══ Input data

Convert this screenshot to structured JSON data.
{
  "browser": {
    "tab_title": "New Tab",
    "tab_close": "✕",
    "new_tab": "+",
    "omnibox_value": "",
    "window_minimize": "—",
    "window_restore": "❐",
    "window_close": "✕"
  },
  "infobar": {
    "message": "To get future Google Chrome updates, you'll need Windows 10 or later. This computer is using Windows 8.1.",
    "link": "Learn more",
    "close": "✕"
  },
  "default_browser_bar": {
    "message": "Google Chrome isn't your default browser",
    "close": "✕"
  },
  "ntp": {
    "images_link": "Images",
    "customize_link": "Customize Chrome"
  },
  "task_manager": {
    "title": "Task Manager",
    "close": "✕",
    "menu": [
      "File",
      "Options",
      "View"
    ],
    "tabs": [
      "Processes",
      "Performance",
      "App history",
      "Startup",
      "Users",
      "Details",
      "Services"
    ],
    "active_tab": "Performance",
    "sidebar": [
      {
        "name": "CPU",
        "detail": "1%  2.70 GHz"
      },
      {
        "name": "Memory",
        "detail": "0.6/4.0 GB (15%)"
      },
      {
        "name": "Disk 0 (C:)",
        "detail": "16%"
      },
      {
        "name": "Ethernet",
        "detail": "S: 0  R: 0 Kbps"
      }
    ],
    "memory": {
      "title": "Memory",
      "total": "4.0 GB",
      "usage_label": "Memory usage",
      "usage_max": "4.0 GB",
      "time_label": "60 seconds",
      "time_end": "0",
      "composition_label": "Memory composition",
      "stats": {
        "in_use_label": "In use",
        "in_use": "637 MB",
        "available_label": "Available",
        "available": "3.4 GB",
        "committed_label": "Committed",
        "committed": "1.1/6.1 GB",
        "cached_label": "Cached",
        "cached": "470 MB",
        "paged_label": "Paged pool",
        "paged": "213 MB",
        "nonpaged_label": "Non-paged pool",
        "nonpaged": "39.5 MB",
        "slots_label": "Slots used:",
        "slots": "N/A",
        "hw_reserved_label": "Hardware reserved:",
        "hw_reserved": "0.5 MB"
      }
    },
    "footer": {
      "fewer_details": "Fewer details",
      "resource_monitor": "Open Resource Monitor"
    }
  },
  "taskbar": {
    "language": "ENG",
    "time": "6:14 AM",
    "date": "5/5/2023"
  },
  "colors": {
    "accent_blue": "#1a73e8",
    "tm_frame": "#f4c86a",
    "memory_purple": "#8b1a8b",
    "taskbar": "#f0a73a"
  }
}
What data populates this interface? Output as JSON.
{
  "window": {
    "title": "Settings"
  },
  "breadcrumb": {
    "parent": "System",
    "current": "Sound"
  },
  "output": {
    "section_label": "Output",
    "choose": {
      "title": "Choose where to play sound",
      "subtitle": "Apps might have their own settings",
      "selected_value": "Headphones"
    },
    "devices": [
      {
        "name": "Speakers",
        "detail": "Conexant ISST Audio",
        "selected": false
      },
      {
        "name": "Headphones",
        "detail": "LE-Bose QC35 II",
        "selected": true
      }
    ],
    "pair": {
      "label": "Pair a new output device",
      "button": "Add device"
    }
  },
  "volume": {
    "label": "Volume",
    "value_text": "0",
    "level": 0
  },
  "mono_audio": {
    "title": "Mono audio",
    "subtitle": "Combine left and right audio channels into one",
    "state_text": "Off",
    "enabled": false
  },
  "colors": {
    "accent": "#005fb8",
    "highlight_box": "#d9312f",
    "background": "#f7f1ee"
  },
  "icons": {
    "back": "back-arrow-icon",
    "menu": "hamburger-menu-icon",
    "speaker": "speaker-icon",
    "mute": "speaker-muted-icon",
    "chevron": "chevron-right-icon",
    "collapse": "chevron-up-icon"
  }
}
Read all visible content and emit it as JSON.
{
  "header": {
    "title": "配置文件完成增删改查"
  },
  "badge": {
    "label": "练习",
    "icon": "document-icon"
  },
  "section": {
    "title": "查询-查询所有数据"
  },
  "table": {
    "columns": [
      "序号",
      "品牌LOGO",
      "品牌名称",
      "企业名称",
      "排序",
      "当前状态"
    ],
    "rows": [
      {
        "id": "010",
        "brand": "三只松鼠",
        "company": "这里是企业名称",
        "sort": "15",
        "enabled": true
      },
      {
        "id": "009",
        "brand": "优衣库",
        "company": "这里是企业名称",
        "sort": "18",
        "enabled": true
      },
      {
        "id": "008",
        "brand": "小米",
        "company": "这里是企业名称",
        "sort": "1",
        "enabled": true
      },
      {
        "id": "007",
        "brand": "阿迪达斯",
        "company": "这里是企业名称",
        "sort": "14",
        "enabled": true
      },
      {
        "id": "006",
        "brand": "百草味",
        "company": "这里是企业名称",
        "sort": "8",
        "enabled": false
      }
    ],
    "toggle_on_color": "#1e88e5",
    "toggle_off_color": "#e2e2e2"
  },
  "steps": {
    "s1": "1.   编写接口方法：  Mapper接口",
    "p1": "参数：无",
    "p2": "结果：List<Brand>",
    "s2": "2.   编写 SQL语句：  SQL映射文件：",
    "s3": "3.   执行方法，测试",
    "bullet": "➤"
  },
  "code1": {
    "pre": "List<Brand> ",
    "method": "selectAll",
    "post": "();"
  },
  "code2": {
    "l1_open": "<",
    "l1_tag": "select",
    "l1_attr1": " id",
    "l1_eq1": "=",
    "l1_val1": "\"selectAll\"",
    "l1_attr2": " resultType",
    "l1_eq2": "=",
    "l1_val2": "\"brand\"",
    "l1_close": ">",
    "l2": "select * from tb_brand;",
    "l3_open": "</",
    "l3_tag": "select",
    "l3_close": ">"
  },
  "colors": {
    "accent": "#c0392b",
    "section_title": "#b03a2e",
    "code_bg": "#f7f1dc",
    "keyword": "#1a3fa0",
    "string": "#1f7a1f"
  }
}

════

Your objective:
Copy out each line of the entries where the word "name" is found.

Output of the task:
        "name": "CPU",
        "name": "Memory",
        "name": "Disk 0 (C:)",
        "name": "Ethernet",
        "name": "Speakers",
        "name": "Headphones",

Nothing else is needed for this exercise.